Extract every line of the material that holds the string "hypothesis".

# [DATA PROVIDED]
------------------------------------
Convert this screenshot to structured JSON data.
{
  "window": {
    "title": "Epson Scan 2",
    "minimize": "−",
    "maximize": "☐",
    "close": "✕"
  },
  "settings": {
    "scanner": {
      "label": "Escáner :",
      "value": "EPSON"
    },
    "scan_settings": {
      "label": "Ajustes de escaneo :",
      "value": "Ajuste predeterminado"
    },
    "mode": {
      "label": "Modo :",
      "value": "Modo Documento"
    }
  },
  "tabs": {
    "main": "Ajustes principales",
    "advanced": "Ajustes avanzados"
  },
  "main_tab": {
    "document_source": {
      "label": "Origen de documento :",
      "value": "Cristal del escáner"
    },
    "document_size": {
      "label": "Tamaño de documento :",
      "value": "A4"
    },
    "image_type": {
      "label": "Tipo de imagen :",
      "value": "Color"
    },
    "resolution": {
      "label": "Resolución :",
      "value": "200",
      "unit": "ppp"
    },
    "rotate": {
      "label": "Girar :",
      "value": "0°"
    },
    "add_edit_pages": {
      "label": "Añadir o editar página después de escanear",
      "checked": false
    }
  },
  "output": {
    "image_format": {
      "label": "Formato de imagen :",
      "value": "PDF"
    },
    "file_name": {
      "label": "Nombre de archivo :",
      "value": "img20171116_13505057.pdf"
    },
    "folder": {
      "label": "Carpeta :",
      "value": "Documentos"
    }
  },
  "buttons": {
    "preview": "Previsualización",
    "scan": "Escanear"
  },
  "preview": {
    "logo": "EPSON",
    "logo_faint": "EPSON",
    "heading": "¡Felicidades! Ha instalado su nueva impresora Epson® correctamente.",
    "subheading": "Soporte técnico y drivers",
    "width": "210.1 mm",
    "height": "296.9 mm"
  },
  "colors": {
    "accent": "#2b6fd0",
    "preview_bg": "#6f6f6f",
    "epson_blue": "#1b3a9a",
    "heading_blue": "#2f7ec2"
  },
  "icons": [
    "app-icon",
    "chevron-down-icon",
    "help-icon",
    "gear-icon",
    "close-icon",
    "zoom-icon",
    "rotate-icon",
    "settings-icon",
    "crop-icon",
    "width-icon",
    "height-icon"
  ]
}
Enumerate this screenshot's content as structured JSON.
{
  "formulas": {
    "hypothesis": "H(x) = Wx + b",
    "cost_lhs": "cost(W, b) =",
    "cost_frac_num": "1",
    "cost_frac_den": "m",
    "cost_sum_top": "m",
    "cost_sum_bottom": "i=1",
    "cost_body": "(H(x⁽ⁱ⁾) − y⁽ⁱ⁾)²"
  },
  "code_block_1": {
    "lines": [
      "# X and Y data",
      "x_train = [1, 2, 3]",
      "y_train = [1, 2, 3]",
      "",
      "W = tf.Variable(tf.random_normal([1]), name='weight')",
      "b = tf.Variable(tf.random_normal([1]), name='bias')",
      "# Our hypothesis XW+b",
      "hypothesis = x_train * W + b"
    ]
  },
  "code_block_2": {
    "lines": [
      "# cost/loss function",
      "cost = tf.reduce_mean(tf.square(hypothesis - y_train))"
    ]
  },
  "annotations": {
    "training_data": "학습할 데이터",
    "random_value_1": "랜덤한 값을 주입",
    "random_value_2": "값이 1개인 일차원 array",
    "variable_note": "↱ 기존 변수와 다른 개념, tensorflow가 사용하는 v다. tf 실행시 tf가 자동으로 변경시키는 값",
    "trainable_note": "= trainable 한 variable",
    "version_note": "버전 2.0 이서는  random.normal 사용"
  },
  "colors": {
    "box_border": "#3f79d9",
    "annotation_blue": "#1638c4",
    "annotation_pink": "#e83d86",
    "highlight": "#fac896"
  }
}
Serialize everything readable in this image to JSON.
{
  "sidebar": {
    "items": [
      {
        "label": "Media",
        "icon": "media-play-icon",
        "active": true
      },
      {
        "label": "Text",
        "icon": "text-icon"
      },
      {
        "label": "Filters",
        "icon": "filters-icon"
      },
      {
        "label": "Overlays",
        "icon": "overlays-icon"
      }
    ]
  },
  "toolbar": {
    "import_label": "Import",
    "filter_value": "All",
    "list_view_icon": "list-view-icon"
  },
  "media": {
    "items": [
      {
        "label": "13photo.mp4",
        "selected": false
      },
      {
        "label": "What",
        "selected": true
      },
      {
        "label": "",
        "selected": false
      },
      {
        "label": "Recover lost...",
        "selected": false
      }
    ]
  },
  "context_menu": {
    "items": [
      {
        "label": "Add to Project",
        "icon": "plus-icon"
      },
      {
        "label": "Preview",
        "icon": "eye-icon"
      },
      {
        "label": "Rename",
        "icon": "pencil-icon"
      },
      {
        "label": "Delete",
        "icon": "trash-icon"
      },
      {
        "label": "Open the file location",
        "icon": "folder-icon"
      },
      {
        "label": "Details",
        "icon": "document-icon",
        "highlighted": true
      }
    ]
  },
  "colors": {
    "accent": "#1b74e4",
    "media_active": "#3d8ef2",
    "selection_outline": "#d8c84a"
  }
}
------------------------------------
# [OUTPUT OF THE TASK]
    "hypothesis": "H(x) = Wx + b",
      "# Our hypothesis XW+b",
      "hypothesis = x_train * W + b"
      "cost = tf.reduce_mean(tf.square(hypothesis - y_train))"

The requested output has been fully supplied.